▶ [WHAT TO PRODUCE]:
In the lines below, look for "Attendance". Copy each line where it appears.

▶ [DATA LISTING]:
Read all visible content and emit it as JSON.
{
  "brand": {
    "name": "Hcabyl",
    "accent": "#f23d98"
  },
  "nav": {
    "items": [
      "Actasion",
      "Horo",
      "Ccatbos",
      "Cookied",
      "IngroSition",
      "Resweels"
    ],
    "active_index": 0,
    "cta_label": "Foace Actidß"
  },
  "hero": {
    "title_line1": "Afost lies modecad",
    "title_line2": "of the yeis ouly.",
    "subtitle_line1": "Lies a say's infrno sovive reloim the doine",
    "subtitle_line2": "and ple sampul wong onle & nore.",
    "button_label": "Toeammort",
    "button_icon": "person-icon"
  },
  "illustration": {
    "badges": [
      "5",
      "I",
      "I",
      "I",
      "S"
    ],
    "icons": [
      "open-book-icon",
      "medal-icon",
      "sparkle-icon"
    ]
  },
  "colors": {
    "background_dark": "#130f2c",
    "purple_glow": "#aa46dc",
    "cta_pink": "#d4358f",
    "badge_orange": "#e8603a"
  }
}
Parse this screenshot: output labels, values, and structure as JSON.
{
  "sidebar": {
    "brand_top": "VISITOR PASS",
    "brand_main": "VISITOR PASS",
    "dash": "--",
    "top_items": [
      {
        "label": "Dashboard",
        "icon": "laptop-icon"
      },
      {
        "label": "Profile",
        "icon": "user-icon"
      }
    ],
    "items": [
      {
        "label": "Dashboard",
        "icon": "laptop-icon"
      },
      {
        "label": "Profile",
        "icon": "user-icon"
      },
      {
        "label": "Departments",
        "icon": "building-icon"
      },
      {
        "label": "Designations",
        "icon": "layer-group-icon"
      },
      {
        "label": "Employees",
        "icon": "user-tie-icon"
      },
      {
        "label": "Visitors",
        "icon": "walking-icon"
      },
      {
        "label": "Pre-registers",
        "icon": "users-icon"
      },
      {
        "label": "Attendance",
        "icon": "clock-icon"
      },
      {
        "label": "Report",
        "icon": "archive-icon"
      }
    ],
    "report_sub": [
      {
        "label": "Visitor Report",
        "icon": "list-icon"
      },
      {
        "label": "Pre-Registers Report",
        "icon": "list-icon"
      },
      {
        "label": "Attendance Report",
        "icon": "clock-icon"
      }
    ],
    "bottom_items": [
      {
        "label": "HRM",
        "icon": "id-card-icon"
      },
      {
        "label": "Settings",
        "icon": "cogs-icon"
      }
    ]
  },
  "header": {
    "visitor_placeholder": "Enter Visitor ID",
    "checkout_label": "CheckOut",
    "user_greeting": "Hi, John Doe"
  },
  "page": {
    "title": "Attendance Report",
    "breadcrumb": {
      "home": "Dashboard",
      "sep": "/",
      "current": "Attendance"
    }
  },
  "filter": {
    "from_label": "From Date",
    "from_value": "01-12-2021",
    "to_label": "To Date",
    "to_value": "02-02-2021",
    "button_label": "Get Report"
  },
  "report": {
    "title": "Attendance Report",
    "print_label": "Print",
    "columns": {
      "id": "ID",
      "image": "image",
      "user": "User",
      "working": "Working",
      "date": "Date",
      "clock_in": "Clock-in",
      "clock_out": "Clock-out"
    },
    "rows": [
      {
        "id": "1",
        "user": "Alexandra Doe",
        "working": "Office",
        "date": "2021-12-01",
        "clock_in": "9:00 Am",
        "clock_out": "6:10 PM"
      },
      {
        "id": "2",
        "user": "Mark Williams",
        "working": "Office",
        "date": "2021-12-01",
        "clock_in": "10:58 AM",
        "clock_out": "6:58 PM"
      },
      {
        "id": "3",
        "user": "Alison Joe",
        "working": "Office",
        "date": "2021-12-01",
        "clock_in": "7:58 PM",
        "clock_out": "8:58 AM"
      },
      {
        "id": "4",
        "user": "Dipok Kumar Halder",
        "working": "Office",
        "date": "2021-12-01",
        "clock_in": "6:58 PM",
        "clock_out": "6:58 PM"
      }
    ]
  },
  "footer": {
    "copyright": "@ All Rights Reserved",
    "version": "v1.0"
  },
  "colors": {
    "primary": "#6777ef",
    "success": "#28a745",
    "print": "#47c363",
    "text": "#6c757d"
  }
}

▶ [EXERCISE RESULT]:
        "label": "Attendance",
        "label": "Attendance Report",
    "title": "Attendance Report",
      "current": "Attendance"
    "title": "Attendance Report",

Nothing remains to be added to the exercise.